I’ve realized I have to let go of placing so much of my joy in situations and circumstances, in events, in places, or things. A spiritual mentor of mine admonished me years ago not to be so “event-driven” in response to my telling him how I looked forward all year to his annual conference. It’s taken me a while to get his point.
As beautiful as autumn is in this part of the country, there’s no less beauty or joy in other seasons, in other days, in other moments. I‘ve missed some of it by putting so much focus on one grand spectacle. I missed spring for years because it served only to remind me that summer was coming. As much as I love flowers, and gardening, I missed out on much of that struggling against summer’s heat and little critters. To my credit, I started appreciating these seasons years before the storms came to CT. I’d made a concerted effort to notice things, like the delicate beauty of little shoots starting to push through the ground, reminiscent of chicks pecking opening their shells, and popping out in wonderment to greet their new world. And summer now has me so focused on the sun and heat the flowers need, I overlook my personal discomfort! There’s an endless parade of joy every day, if I’m willing to keep discovering it. Indeed my new normal is discovery!
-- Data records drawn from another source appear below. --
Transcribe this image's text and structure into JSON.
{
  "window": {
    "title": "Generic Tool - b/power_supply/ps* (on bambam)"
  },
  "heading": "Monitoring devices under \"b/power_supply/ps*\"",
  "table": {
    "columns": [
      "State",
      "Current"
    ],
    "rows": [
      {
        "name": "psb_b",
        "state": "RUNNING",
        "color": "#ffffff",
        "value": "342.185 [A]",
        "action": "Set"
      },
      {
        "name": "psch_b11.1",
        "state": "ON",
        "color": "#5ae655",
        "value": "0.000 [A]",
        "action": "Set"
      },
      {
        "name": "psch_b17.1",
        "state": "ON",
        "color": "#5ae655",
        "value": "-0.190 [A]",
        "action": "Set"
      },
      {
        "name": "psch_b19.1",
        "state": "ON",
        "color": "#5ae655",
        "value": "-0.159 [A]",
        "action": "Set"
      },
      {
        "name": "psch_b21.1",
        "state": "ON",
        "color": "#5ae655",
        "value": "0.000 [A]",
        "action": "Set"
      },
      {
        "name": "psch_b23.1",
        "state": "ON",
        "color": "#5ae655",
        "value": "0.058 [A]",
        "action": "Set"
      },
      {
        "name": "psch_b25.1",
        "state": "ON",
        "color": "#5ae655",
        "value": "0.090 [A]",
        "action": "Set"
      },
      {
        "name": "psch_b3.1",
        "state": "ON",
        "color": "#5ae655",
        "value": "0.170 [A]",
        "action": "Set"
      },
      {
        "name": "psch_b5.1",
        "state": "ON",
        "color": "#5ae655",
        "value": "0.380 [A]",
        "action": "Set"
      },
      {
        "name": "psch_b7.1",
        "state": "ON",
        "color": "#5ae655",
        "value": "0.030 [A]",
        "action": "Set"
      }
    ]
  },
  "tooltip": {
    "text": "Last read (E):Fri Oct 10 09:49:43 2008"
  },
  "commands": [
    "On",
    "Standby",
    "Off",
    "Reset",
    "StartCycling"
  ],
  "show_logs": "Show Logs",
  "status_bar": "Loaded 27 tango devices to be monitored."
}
So, in the world things seem to be turning up side down, but the earth always gets pushed around a bit as new shoots push their way up from the depths, but it all rights itself eventually. The world’s seen lots of upheaval in its history, something wonderful eventually came out of it. So, I can stop worrying about the loss of a season as I knew it, or the rapid rate of change in everything, and concentrate on watching to see what new sprouts will come. As my mentor also said about how to approach life, “Always be willing to be surprised!”